» WORK TO COMPLETE
Filter the listing below, please, and copy only the lines with the word "Windows".

^^^^

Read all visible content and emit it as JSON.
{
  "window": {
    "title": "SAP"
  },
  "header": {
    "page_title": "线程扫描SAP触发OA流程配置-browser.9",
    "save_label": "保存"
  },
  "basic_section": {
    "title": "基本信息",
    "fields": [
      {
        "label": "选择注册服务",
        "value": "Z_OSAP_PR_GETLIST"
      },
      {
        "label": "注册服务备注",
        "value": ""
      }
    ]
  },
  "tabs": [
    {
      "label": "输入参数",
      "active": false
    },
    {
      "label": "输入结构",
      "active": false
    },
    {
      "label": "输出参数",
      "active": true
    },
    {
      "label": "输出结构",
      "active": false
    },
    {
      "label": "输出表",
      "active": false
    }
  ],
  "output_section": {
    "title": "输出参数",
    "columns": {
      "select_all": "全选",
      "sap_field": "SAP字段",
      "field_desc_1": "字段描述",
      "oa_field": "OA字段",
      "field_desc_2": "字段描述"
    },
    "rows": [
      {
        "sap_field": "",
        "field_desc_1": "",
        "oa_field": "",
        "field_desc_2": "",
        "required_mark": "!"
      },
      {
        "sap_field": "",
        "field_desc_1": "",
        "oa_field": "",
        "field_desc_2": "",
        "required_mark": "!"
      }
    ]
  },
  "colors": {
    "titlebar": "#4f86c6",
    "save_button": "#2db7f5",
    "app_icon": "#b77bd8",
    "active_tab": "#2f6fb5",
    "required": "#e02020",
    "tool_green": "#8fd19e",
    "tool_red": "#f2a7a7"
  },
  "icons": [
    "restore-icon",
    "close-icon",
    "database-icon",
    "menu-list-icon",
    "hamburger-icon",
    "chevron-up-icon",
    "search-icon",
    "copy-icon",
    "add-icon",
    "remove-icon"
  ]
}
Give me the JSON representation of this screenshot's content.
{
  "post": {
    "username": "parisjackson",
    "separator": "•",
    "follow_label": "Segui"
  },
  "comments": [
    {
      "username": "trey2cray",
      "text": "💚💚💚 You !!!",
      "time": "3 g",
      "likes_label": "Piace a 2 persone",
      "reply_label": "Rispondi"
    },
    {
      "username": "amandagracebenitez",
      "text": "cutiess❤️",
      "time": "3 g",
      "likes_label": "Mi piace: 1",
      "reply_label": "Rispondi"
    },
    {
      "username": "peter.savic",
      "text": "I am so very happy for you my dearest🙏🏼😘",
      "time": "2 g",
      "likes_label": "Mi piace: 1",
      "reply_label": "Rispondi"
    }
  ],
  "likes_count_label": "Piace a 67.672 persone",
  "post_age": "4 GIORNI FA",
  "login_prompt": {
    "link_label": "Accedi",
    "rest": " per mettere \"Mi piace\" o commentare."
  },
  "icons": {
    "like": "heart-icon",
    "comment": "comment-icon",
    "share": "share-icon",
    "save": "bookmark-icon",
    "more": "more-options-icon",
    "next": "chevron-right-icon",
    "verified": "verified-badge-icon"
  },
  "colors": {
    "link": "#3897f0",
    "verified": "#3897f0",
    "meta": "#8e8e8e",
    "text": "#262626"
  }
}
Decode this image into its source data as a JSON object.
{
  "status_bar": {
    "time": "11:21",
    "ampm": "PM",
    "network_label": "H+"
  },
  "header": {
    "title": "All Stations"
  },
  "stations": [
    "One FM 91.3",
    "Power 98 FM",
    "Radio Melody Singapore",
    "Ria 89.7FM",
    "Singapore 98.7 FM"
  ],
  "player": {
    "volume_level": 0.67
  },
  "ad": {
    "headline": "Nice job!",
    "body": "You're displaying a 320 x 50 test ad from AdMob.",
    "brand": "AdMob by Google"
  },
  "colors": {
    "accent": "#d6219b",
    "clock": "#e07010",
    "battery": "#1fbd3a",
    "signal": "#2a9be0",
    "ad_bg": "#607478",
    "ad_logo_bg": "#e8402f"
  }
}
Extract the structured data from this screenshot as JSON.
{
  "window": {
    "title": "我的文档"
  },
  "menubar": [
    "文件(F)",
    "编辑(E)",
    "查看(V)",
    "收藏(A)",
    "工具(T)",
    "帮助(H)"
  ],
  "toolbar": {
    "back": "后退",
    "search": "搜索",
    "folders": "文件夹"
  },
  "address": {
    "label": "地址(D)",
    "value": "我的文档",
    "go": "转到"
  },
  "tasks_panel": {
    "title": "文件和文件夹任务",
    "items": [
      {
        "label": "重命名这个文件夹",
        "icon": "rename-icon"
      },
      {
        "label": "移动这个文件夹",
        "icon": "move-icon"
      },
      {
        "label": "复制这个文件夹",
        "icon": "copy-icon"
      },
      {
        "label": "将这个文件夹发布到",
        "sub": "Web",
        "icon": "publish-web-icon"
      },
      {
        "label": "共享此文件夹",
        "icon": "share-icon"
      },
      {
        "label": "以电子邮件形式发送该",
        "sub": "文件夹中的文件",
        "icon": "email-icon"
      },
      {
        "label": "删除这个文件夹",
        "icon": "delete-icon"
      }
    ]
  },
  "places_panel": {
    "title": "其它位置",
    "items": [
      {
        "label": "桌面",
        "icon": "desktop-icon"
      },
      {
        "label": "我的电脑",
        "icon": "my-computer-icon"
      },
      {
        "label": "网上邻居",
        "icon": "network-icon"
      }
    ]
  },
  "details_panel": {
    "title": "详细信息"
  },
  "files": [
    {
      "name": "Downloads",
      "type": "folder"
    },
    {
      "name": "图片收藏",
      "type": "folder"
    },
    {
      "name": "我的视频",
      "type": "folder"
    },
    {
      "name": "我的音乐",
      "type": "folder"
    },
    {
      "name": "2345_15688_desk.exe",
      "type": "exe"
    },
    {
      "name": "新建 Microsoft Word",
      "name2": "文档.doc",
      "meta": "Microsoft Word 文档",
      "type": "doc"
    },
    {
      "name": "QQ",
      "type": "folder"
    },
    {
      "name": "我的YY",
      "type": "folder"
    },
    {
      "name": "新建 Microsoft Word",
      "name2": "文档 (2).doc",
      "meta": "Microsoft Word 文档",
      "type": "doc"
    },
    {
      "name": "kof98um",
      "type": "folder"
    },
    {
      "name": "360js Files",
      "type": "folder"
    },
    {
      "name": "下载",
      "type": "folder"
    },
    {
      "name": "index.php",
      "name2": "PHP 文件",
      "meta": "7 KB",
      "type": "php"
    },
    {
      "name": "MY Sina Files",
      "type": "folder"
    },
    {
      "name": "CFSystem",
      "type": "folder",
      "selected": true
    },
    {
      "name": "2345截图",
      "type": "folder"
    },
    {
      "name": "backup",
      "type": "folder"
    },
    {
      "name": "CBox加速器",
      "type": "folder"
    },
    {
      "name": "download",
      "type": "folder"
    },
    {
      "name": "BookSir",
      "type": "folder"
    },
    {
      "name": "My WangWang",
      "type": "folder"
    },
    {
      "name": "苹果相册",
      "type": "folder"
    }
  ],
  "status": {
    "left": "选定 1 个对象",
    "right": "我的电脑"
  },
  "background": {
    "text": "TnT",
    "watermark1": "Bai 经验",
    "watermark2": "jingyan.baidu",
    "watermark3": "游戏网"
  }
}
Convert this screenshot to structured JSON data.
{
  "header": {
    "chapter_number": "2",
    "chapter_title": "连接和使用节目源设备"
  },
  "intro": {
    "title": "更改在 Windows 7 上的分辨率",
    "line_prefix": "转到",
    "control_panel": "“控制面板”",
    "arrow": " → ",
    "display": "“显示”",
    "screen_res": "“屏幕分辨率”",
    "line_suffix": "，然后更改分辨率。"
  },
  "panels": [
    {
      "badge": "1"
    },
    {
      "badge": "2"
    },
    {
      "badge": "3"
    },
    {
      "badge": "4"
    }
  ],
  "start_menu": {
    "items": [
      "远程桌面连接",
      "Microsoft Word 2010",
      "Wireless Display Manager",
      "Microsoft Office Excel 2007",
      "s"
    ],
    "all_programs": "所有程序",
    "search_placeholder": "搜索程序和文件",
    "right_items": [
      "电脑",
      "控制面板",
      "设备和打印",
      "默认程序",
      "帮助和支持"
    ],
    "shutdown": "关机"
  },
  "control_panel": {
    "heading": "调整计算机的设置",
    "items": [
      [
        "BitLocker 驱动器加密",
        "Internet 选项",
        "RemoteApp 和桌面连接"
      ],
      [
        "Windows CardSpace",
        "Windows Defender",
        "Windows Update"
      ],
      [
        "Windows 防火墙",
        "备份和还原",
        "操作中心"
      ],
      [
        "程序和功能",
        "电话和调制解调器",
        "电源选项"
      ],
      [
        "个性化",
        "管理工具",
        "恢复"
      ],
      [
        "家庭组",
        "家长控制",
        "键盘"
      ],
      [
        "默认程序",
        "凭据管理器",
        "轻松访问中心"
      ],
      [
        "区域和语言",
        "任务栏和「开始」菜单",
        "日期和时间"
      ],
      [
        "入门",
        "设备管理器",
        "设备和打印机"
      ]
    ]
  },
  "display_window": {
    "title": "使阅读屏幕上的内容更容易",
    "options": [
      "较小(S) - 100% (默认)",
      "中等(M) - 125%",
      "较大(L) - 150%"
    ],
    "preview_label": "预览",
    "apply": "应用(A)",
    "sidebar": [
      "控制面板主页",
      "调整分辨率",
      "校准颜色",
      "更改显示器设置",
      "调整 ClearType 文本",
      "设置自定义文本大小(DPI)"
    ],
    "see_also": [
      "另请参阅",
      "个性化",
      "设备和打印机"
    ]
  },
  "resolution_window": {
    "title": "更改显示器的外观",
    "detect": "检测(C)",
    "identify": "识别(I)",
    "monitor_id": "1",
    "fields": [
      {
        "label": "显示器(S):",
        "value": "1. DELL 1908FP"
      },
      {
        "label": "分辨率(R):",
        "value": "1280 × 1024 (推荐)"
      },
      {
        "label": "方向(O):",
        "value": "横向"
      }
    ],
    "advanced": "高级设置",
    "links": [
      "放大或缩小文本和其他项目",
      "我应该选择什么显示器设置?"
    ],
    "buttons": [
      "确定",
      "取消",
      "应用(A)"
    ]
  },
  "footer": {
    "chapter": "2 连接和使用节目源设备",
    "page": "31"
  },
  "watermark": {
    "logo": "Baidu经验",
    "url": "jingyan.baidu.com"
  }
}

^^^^

» RESPONSE TO THIS TASK
    "title": "更改在 Windows 7 上的分辨率",
        "Windows CardSpace",
        "Windows Defender",
        "Windows Update"
        "Windows 防火墙",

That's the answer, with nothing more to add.